After a hard-fought campaign that has left so many of us tired, bitter, and disappointed, I deeply admire the fortitude, character, and patriotism of both my friend Hillary Clinton for her gracious concession speech and President Barack Obama, who has, as ever, set a mature and professional tone regarding the transition of power our nation must soon execute. Their grace, class, and composure inspires us. As President Obama said, “That's the way politics works sometimes. We try really hard to persuade people that we're right and then people vote. And then if we lose, we learn from our mistakes, we do some reflection, we lick our wounds, we brush ourselves off, we get back in the arena, we go at it. We try even harder the next time.”
There are many fellow citizens — the LGBT community, immigrants, communities of color, women, our young people, Democrats and progressives of all stripes — who are profoundly worried about what the future holds. And following everything that was said during this campaign by our now president-elect, it is entirely reasonable to be nervous and even angry. I am not sure what will come next after so many fought so hard for so long to gain the right to say "love is love" no matter what. I am worried about what tomorrow holds and what this new administration may attempt to roll back.
But I write to you today to say I will do all in my power to prevent any backsliding on hard-won rights and to push back against a national discourse that allows for anything less than a full measure of respect for all Americans and would-be Americans.
I will not forget what happened at Stonewall or what happened at Pulse — or any of the countless physical assaults, emotional taunts, and bullying endured by homosexual fellow citizens over the generations. I will not forget North Carolina’s passage of House Bill 2 or the trickle-down of hateful rhetoric inspired by these laws that causes children to take their own lives rather than continue to face the torment of bullies at school. I will not forget the 24 transgender Americans murdered this year alone.

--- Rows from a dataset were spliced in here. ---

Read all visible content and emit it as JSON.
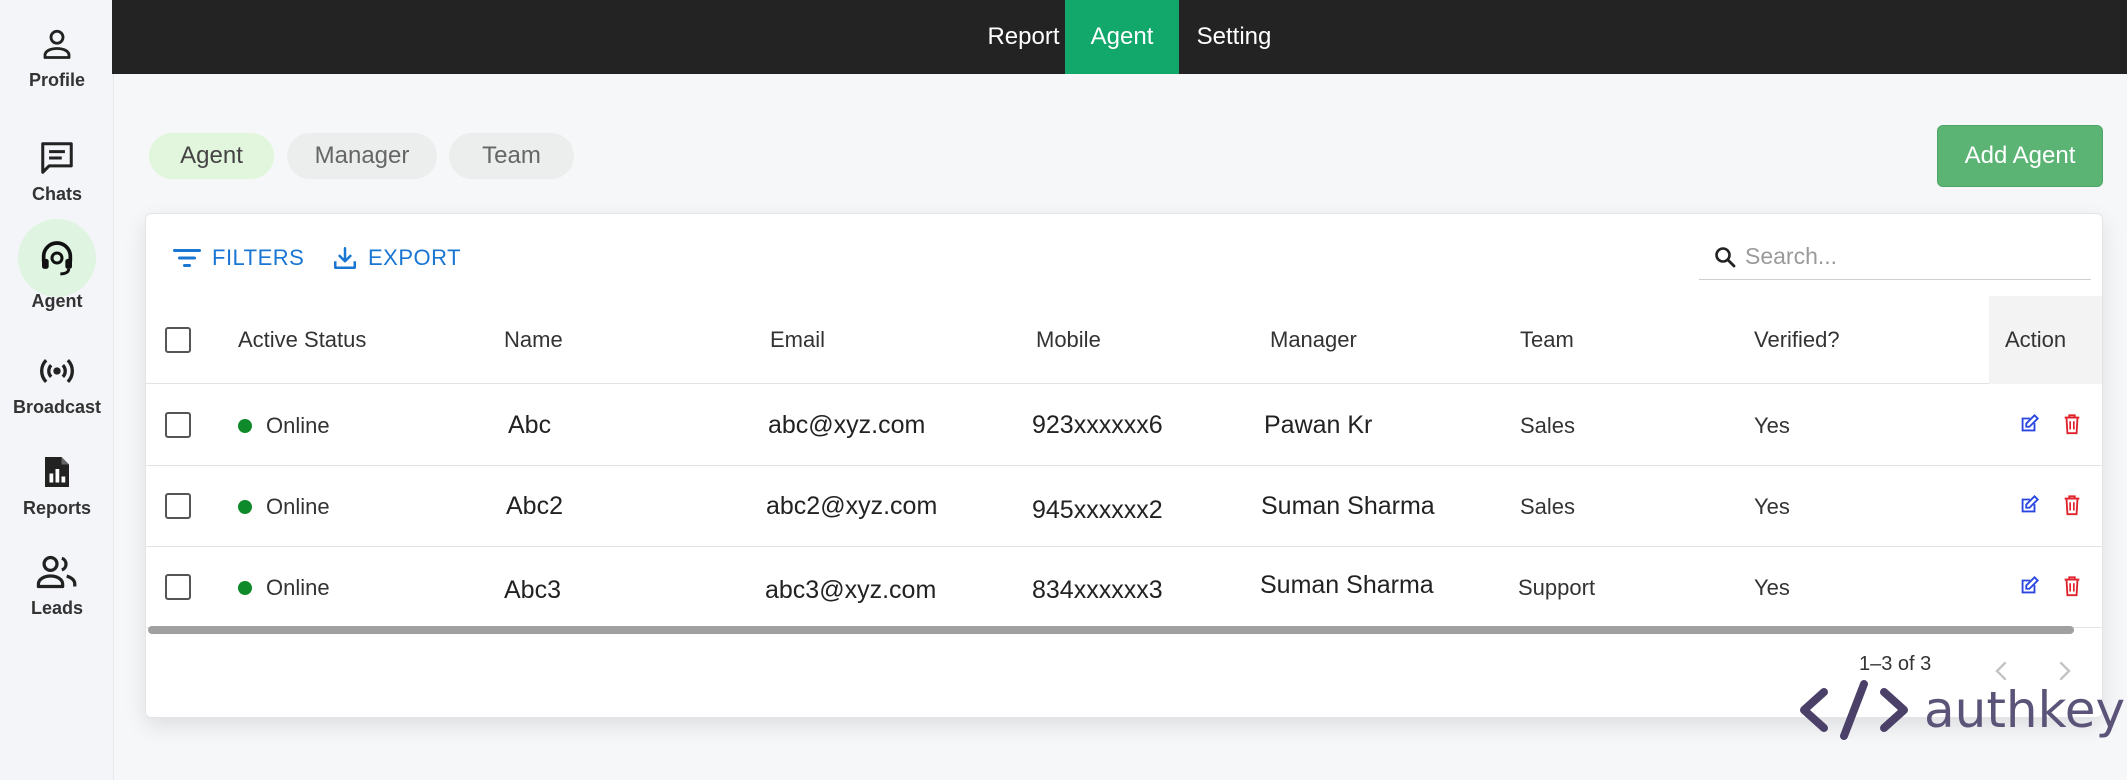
{
  "sidebar": {
    "items": [
      {
        "label": "Profile",
        "icon": "person-icon"
      },
      {
        "label": "Chats",
        "icon": "chat-icon"
      },
      {
        "label": "Agent",
        "icon": "headset-icon",
        "active": true
      },
      {
        "label": "Broadcast",
        "icon": "broadcast-icon"
      },
      {
        "label": "Reports",
        "icon": "report-icon"
      },
      {
        "label": "Leads",
        "icon": "people-icon"
      }
    ]
  },
  "topnav": {
    "tabs": [
      {
        "label": "Report"
      },
      {
        "label": "Agent",
        "active": true
      },
      {
        "label": "Setting"
      }
    ]
  },
  "subtabs": [
    {
      "label": "Agent",
      "active": true
    },
    {
      "label": "Manager"
    },
    {
      "label": "Team"
    }
  ],
  "add_button": "Add Agent",
  "toolbar": {
    "filters": "FILTERS",
    "export": "EXPORT",
    "search_placeholder": "Search..."
  },
  "table": {
    "columns": [
      "Active Status",
      "Name",
      "Email",
      "Mobile",
      "Manager",
      "Team",
      "Verified?",
      "Action"
    ],
    "rows": [
      {
        "status": "Online",
        "name": "Abc",
        "email": "abc@xyz.com",
        "mobile": "923xxxxxx6",
        "manager": "Pawan Kr",
        "team": "Sales",
        "verified": "Yes"
      },
      {
        "status": "Online",
        "name": "Abc2",
        "email": "abc2@xyz.com",
        "mobile": "945xxxxxx2",
        "manager": "Suman Sharma",
        "team": "Sales",
        "verified": "Yes"
      },
      {
        "status": "Online",
        "name": "Abc3",
        "email": "abc3@xyz.com",
        "mobile": "834xxxxxx3",
        "manager": "Suman Sharma",
        "team": "Support",
        "verified": "Yes"
      }
    ]
  },
  "pagination": {
    "info": "1–3 of 3"
  },
  "logo": {
    "text": "authkey"
  },
  "colors": {
    "accent": "#12a86b",
    "add_button": "#5bb473",
    "link": "#1976d2",
    "online": "#0f8a2a",
    "edit": "#2946e0",
    "delete": "#e0202a",
    "topnav": "#232323"
  }
}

But I also won’t forget when West Point opened the doors of its historic chapel for its first same-sex wedding after President Obama repealed "don't ask, don't tell." I won't forget Edie Windsor’s boundless joy when the Supreme Court handed down its decision to make marriage equality the law of the land. And I won’t forget my family, my friends, my colleagues, or the New Yorkers who depend on me to protect their constitutional rights.
The truth is, I am also depending on you. It’s a terrible fact that there have always been bullies, and there have always been people with hate in their hearts. We will always be stronger.

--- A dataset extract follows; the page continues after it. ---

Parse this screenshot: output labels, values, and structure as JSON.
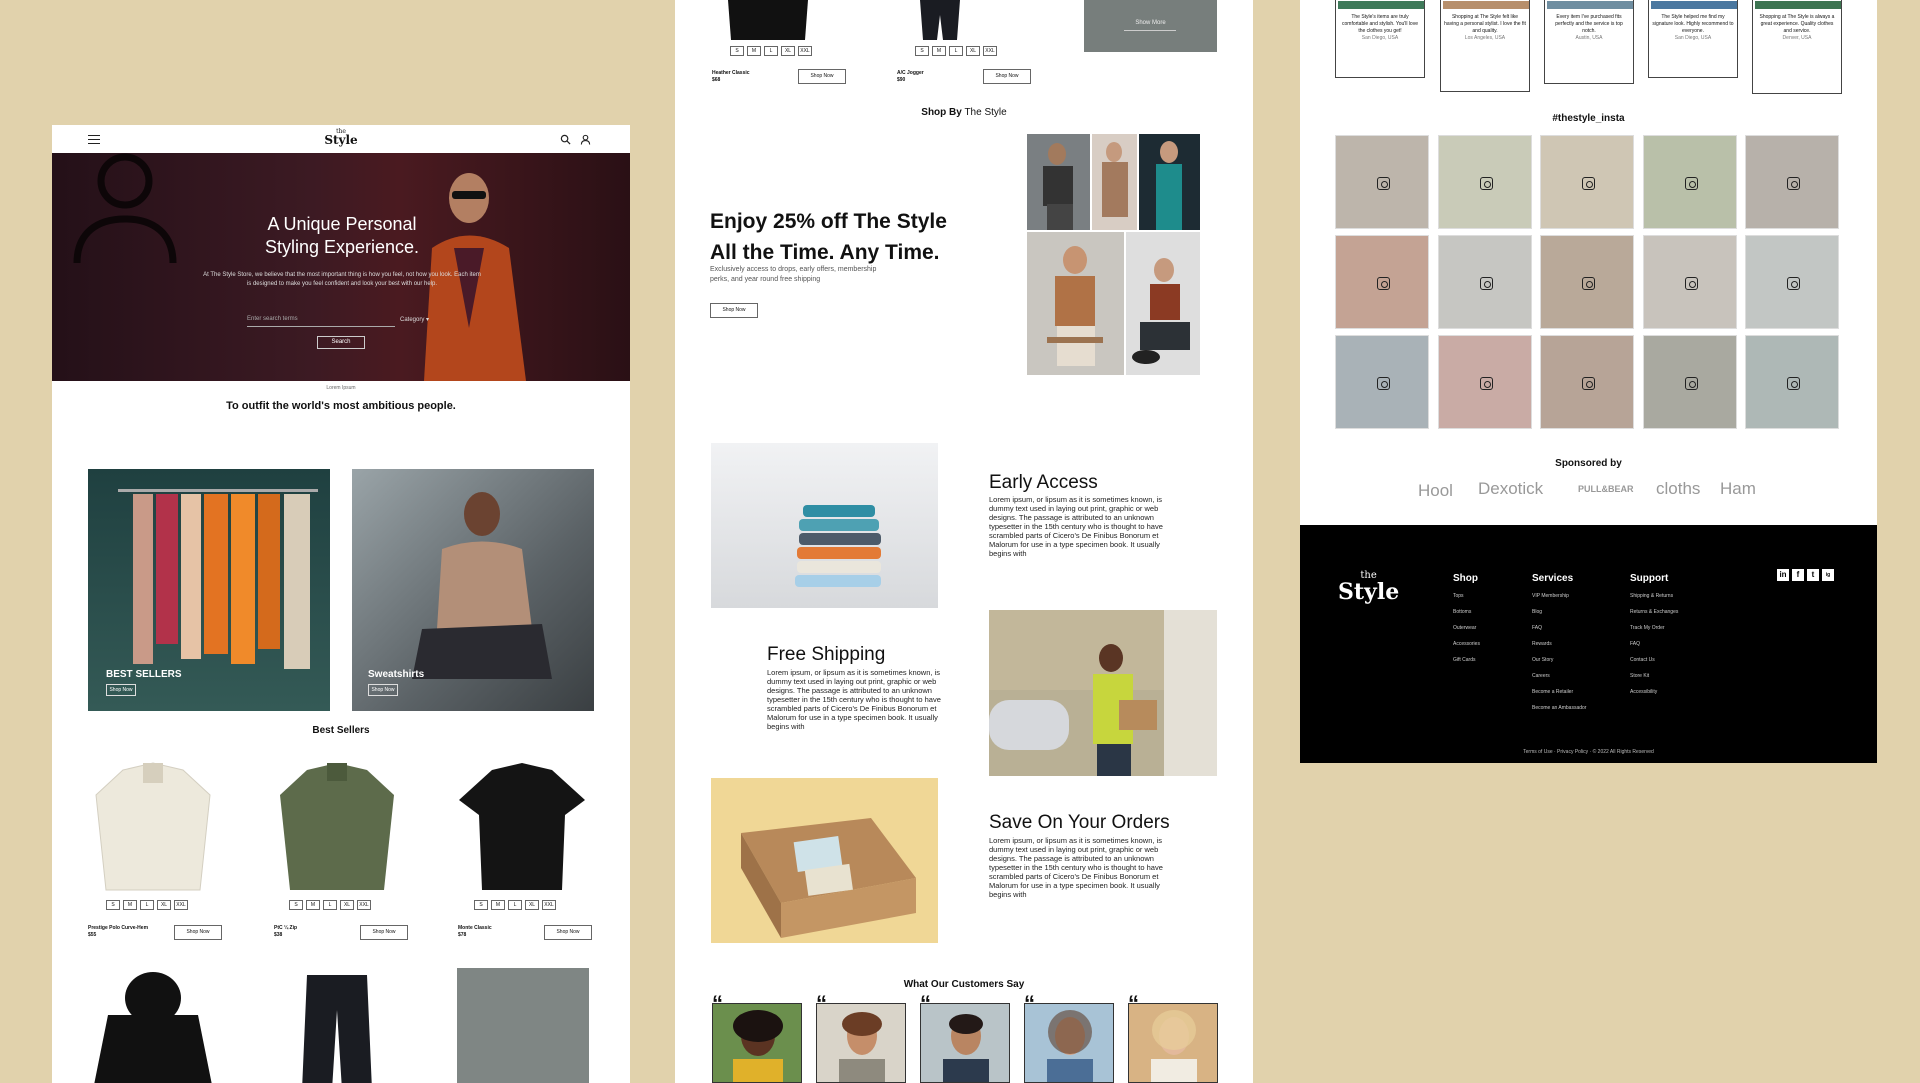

Keep fighting; keep working; keep pushing for all LGBT Americans, all Muslim Americans, all Americans with disabilities, all Latino Americans, all African-Americans, all white-black-brown working-class Americans struggling to have a fair shot at the American dream. And keep in the back of your head the words preached by the Rev. Dr. Martin Luther King Jr: “The arc of the moral universe is long, but it bends toward justice.”
In the past decade, our country's progress toward full equality for LGBT citizens leaped forward in ways that many of us never would have predicted just a short time ago. In the last 10 years alone, I went from being one of the first politicians to even walk in the New York City Pride Parade to watching marriage equality become the law of the land. Our country does change for the better, but not on its own. We worked hard for that progress, and we will expend every ounce of our ingenuity and effort to defend it.
CHUCK SCHUMER is the senior U.S. senator representing New York State.